▶ **PROMPT**: Your job is to reproduce all of the data exactly.

(Extracted data entries)
______________________________
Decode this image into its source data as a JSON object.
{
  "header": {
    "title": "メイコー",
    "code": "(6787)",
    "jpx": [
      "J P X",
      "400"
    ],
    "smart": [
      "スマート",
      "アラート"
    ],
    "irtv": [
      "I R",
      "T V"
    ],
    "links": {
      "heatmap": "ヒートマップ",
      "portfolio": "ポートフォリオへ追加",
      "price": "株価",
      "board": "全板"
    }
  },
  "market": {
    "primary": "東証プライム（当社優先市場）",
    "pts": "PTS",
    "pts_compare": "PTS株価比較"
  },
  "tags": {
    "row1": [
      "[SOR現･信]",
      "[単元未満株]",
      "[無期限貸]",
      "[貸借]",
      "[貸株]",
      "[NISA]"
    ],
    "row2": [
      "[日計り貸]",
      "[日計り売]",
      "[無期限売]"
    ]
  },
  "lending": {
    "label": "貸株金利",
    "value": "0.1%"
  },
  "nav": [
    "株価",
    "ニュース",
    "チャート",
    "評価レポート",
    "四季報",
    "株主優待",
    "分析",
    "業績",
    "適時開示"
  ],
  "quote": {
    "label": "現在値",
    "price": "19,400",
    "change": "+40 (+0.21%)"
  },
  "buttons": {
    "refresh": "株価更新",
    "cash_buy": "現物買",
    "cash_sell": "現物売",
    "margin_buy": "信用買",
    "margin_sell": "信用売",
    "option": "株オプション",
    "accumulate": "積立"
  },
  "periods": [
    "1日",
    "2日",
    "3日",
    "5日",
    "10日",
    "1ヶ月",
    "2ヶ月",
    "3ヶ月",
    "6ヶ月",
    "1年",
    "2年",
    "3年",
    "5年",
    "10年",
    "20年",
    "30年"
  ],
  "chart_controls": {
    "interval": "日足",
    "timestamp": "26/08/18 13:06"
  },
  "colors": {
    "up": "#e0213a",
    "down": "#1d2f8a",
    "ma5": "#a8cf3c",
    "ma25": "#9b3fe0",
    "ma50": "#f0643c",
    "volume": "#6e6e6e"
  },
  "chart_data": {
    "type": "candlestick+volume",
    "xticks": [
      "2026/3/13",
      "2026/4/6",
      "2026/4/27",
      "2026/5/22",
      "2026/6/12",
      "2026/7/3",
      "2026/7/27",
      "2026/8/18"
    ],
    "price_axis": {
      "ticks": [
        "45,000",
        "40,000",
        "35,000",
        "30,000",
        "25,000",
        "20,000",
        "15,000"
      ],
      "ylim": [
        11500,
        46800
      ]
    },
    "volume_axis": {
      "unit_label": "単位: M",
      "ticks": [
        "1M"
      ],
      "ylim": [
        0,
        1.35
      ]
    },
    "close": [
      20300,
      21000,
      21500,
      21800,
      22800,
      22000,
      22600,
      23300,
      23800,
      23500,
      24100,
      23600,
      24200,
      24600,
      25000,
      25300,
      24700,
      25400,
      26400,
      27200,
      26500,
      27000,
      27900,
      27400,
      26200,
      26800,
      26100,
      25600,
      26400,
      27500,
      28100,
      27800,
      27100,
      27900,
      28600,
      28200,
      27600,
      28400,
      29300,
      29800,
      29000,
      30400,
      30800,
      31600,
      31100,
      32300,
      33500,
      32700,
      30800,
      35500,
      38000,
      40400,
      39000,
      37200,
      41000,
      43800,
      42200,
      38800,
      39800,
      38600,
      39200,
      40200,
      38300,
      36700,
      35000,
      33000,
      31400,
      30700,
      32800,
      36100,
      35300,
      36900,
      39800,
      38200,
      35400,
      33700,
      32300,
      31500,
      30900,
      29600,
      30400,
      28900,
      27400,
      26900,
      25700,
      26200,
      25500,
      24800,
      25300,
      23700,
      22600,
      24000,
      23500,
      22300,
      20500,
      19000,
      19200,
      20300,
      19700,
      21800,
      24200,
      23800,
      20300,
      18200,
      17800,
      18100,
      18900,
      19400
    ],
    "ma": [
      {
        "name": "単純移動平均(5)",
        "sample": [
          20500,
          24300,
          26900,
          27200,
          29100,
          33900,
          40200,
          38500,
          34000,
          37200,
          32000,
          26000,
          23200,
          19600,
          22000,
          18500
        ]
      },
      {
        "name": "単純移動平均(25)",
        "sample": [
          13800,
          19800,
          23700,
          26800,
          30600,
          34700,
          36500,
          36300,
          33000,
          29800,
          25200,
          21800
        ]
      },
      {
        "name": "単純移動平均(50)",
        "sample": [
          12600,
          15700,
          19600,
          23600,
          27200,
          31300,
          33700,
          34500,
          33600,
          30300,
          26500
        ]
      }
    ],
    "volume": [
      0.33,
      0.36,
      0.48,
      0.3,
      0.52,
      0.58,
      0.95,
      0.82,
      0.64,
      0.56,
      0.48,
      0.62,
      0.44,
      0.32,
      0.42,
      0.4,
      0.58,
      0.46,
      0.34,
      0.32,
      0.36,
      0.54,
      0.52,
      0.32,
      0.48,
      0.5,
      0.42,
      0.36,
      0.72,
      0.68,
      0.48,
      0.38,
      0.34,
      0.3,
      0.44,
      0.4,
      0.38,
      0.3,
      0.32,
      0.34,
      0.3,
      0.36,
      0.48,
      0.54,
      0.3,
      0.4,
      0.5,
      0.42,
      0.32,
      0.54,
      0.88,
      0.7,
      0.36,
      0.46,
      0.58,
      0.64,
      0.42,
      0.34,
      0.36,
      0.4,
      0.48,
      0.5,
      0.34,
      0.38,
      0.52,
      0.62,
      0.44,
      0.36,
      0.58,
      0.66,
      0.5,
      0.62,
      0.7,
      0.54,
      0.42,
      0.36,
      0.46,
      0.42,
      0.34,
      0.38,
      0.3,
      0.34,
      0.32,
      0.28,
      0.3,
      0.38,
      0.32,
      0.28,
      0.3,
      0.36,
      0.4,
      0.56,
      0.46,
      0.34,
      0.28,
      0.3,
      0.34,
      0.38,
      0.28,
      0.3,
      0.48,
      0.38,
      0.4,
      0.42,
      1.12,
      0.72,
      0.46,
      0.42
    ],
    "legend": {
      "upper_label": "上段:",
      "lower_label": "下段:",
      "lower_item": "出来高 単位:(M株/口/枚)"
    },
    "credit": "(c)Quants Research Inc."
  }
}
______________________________
▶ **SOLUTION BELOW**:
Decode this image into its source data as a JSON object.
{
  "header": {
    "title": "メイコー",
    "code": "(6787)",
    "jpx": [
      "J P X",
      "400"
    ],
    "smart": [
      "スマート",
      "アラート"
    ],
    "irtv": [
      "I R",
      "T V"
    ],
    "links": {
      "heatmap": "ヒートマップ",
      "portfolio": "ポートフォリオへ追加",
      "price": "株価",
      "board": "全板"
    }
  },
  "market": {
    "primary": "東証プライム（当社優先市場）",
    "pts": "PTS",
    "pts_compare": "PTS株価比較"
  },
  "tags": {
    "row1": [
      "[SOR現･信]",
      "[単元未満株]",
      "[無期限貸]",
      "[貸借]",
      "[貸株]",
      "[NISA]"
    ],
    "row2": [
      "[日計り貸]",
      "[日計り売]",
      "[無期限売]"
    ]
  },
  "lending": {
    "label": "貸株金利",
    "value": "0.1%"
  },
  "nav": [
    "株価",
    "ニュース",
    "チャート",
    "評価レポート",
    "四季報",
    "株主優待",
    "分析",
    "業績",
    "適時開示"
  ],
  "quote": {
    "label": "現在値",
    "price": "19,400",
    "change": "+40 (+0.21%)"
  },
  "buttons": {
    "refresh": "株価更新",
    "cash_buy": "現物買",
    "cash_sell": "現物売",
    "margin_buy": "信用買",
    "margin_sell": "信用売",
    "option": "株オプション",
    "accumulate": "積立"
  },
  "periods": [
    "1日",
    "2日",
    "3日",
    "5日",
    "10日",
    "1ヶ月",
    "2ヶ月",
    "3ヶ月",
    "6ヶ月",
    "1年",
    "2年",
    "3年",
    "5年",
    "10年",
    "20年",
    "30年"
  ],
  "chart_controls": {
    "interval": "日足",
    "timestamp": "26/08/18 13:06"
  },
  "colors": {
    "up": "#e0213a",
    "down": "#1d2f8a",
    "ma5": "#a8cf3c",
    "ma25": "#9b3fe0",
    "ma50": "#f0643c",
    "volume": "#6e6e6e"
  },
  "chart_data": {
    "type": "candlestick+volume",
    "xticks": [
      "2026/3/13",
      "2026/4/6",
      "2026/4/27",
      "2026/5/22",
      "2026/6/12",
      "2026/7/3",
      "2026/7/27",
      "2026/8/18"
    ],
    "price_axis": {
      "ticks": [
        "45,000",
        "40,000",
        "35,000",
        "30,000",
        "25,000",
        "20,000",
        "15,000"
      ],
      "ylim": [
        11500,
        46800
      ]
    },
    "volume_axis": {
      "unit_label": "単位: M",
      "ticks": [
        "1M"
      ],
      "ylim": [
        0,
        1.35
      ]
    },
    "close": [
      20300,
      21000,
      21500,
      21800,
      22800,
      22000,
      22600,
      23300,
      23800,
      23500,
      24100,
      23600,
      24200,
      24600,
      25000,
      25300,
      24700,
      25400,
      26400,
      27200,
      26500,
      27000,
      27900,
      27400,
      26200,
      26800,
      26100,
      25600,
      26400,
      27500,
      28100,
      27800,
      27100,
      27900,
      28600,
      28200,
      27600,
      28400,
      29300,
      29800,
      29000,
      30400,
      30800,
      31600,
      31100,
      32300,
      33500,
      32700,
      30800,
      35500,
      38000,
      40400,
      39000,
      37200,
      41000,
      43800,
      42200,
      38800,
      39800,
      38600,
      39200,
      40200,
      38300,
      36700,
      35000,
      33000,
      31400,
      30700,
      32800,
      36100,
      35300,
      36900,
      39800,
      38200,
      35400,
      33700,
      32300,
      31500,
      30900,
      29600,
      30400,
      28900,
      27400,
      26900,
      25700,
      26200,
      25500,
      24800,
      25300,
      23700,
      22600,
      24000,
      23500,
      22300,
      20500,
      19000,
      19200,
      20300,
      19700,
      21800,
      24200,
      23800,
      20300,
      18200,
      17800,
      18100,
      18900,
      19400
    ],
    "ma": [
      {
        "name": "単純移動平均(5)",
        "sample": [
          20500,
          24300,
          26900,
          27200,
          29100,
          33900,
          40200,
          38500,
          34000,
          37200,
          32000,
          26000,
          23200,
          19600,
          22000,
          18500
        ]
      },
      {
        "name": "単純移動平均(25)",
        "sample": [
          13800,
          19800,
          23700,
          26800,
          30600,
          34700,
          36500,
          36300,
          33000,
          29800,
          25200,
          21800
        ]
      },
      {
        "name": "単純移動平均(50)",
        "sample": [
          12600,
          15700,
          19600,
          23600,
          27200,
          31300,
          33700,
          34500,
          33600,
          30300,
          26500
        ]
      }
    ],
    "volume": [
      0.33,
      0.36,
      0.48,
      0.3,
      0.52,
      0.58,
      0.95,
      0.82,
      0.64,
      0.56,
      0.48,
      0.62,
      0.44,
      0.32,
      0.42,
      0.4,
      0.58,
      0.46,
      0.34,
      0.32,
      0.36,
      0.54,
      0.52,
      0.32,
      0.48,
      0.5,
      0.42,
      0.36,
      0.72,
      0.68,
      0.48,
      0.38,
      0.34,
      0.3,
      0.44,
      0.4,
      0.38,
      0.3,
      0.32,
      0.34,
      0.3,
      0.36,
      0.48,
      0.54,
      0.3,
      0.4,
      0.5,
      0.42,
      0.32,
      0.54,
      0.88,
      0.7,
      0.36,
      0.46,
      0.58,
      0.64,
      0.42,
      0.34,
      0.36,
      0.4,
      0.48,
      0.5,
      0.34,
      0.38,
      0.52,
      0.62,
      0.44,
      0.36,
      0.58,
      0.66,
      0.5,
      0.62,
      0.7,
      0.54,
      0.42,
      0.36,
      0.46,
      0.42,
      0.34,
      0.38,
      0.3,
      0.34,
      0.32,
      0.28,
      0.3,
      0.38,
      0.32,
      0.28,
      0.3,
      0.36,
      0.4,
      0.56,
      0.46,
      0.34,
      0.28,
      0.3,
      0.34,
      0.38,
      0.28,
      0.3,
      0.48,
      0.38,
      0.4,
      0.42,
      1.12,
      0.72,
      0.46,
      0.42
    ],
    "legend": {
      "upper_label": "上段:",
      "lower_label": "下段:",
      "lower_item": "出来高 単位:(M株/口/枚)"
    },
    "credit": "(c)Quants Research Inc."
  }
}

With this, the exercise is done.